DONGGUAN, China (BP) -- The taxi races down the elevated 10-lane highway. There's not much to look at on this journey. Endless rows of blank-faced factories barricaded behind 6-foot metal fences line both sides of the road. Off in the distance, high-rise apartment buildings and unfinished construction projects create a snaggletoothed skyline.
The view is disappointing. When entering a city nicknamed, "The World's Workshop," you expect something grand. Instead, Dongguan is practically invisible. There are no tourist attractions -- just factories.
The bus stops, the monuments, the landmarks -- everything exists to serve the factories.

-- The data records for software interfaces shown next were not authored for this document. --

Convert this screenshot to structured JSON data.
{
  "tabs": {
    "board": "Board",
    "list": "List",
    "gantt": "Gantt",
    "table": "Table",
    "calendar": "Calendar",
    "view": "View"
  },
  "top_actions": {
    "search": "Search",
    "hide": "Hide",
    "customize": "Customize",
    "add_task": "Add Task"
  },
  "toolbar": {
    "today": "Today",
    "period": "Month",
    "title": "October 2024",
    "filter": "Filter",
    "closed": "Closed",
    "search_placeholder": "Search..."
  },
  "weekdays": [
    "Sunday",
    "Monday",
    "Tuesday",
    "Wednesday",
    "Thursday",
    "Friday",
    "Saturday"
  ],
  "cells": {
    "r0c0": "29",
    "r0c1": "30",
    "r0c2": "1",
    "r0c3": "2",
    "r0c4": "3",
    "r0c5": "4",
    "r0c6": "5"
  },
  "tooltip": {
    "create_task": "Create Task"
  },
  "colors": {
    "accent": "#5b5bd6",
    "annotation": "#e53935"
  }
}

The city is divided into 32 districts, each one specializing in a different kind of manufacturing. Cang-an produces electronic components, Humen is famous for high-dollar fashion and Houjie makes shoes. The list goes on and on, with more than 3,000 factories crammed into one city.

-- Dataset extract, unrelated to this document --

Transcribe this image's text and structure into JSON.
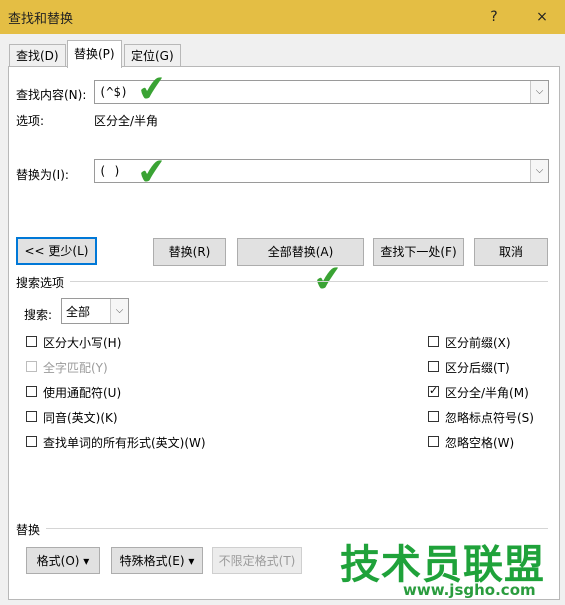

Every district looks the same: construction sites, cheap restaurants, factories, factories and more factories. Southern Baptist worker David Rice* sees this city through different eyes. His mental map of Dongguan is a labyrinth of ministry possibilities -- a medical clinic here, management training classes over there and maybe a Christian coffee shop in the heart of a red light district.

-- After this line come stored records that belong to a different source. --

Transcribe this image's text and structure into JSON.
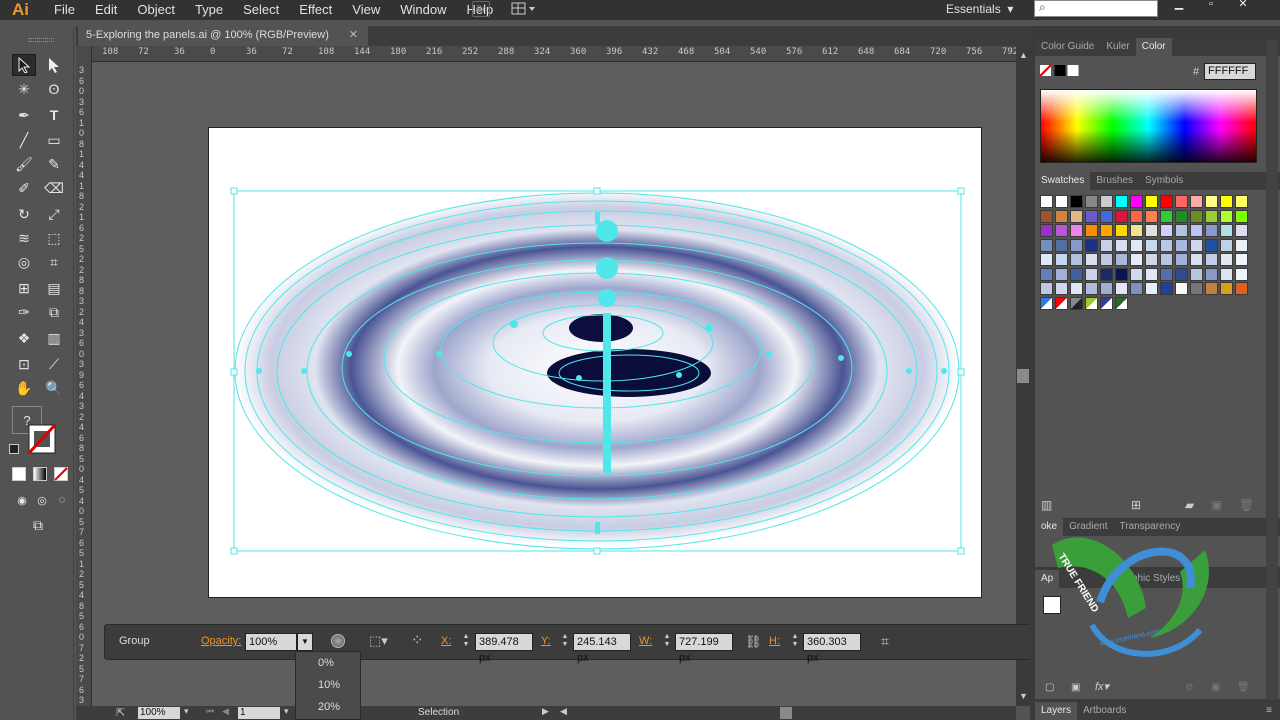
{
  "app": {
    "logo": "Ai",
    "workspace": "Essentials",
    "bridge_label": "Br"
  },
  "menu": [
    "File",
    "Edit",
    "Object",
    "Type",
    "Select",
    "Effect",
    "View",
    "Window",
    "Help"
  ],
  "document": {
    "tab_title": "5-Exploring the panels.ai @ 100% (RGB/Preview)"
  },
  "rulers": {
    "horizontal": [
      "108",
      "72",
      "36",
      "0",
      "36",
      "72",
      "108",
      "144",
      "180",
      "216",
      "252",
      "288",
      "324",
      "360",
      "396",
      "432",
      "468",
      "504",
      "540",
      "576",
      "612",
      "648",
      "684",
      "720",
      "756",
      "792"
    ],
    "vertical": [
      "3",
      "6",
      "0",
      "3",
      "6",
      "1",
      "0",
      "8",
      "1",
      "4",
      "4",
      "1",
      "8",
      "2",
      "1",
      "6",
      "2",
      "5",
      "2",
      "2",
      "8",
      "8",
      "3",
      "2",
      "4",
      "3",
      "6",
      "0",
      "3",
      "9",
      "6",
      "4",
      "3",
      "2",
      "4",
      "6",
      "8",
      "5",
      "0",
      "4",
      "5",
      "4",
      "0",
      "5",
      "7",
      "6",
      "5",
      "1",
      "2",
      "5",
      "4",
      "8",
      "5",
      "6",
      "0",
      "7",
      "2",
      "5",
      "7",
      "6",
      "3",
      "0"
    ]
  },
  "control_bar": {
    "selection_label": "Group",
    "opacity_label": "Opacity:",
    "opacity_value": "100%",
    "x_label": "X:",
    "x_value": "389.478 px",
    "y_label": "Y:",
    "y_value": "245.143 px",
    "w_label": "W:",
    "w_value": "727.199 px",
    "h_label": "H:",
    "h_value": "360.303 px"
  },
  "opacity_dropdown": [
    "0%",
    "10%",
    "20%"
  ],
  "status_bar": {
    "zoom": "100%",
    "artboard": "1",
    "tool": "Selection"
  },
  "color_panel": {
    "tabs": [
      "Color Guide",
      "Kuler",
      "Color"
    ],
    "active": "Color",
    "hex_label": "#",
    "hex_value": "FFFFFF"
  },
  "swatches_panel": {
    "tabs": [
      "Swatches",
      "Brushes",
      "Symbols"
    ],
    "active": "Swatches"
  },
  "stroke_panel": {
    "tabs": [
      "Stroke",
      "Gradient",
      "Transparency"
    ],
    "stroke_partial": "oke"
  },
  "appearance_panel": {
    "tab_partial": "Ap",
    "graphic_styles": "Graphic Styles"
  },
  "layers_panel": {
    "tabs": [
      "Layers",
      "Artboards"
    ]
  },
  "watermark": {
    "text": "TRUE FRIEND",
    "url": "www.truefriend.com"
  },
  "colors": {
    "selection": "#4fe7ea",
    "accent_orange": "#e8962e",
    "ui_dark": "#3c3c3c",
    "ui_mid": "#535353"
  }
}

The possibilities are endless. The impact on China is immeasurable. Rice believes that by reaching the factories with the Gospel an entire generation of migrant workers will take the message back to their villages -- often so remote that they are not even on a map, let alone on the radar of Christian strategists.
"People come here from all over the country looking for a job," Rice says, noting in one year's time he has met at least one person from all 34 provinces.
The name used for migrants -- liudong renkou, or floating population -- implies an aimless mob, but Rice sees a potential army of church planters. The Southern Baptist worker and his ministry partners see this group primed for making major changes in their lives. They are away from the strongholds of their culture back home. They are lonely and searching for meaning.
Lanying Wu* openly admits she has no objectives or goals in her life. The 19-year-old factory worker deftly snips away at her sterile workstation, cutting the outline of a garment. A pile of hot-pink satin sits at her right while a crate of her finished work sits on the left.
She left her village to make money for her family and to experience something different. Wu is a second-generation factory worker and part of the largest migration in human history. For the past three decades, Chinese migrants flocked from remote villages and farms to factories in an effort to make money and better themselves. The government estimates nearly 210 million migrants work in various "boomtowns" throughout the country. Read More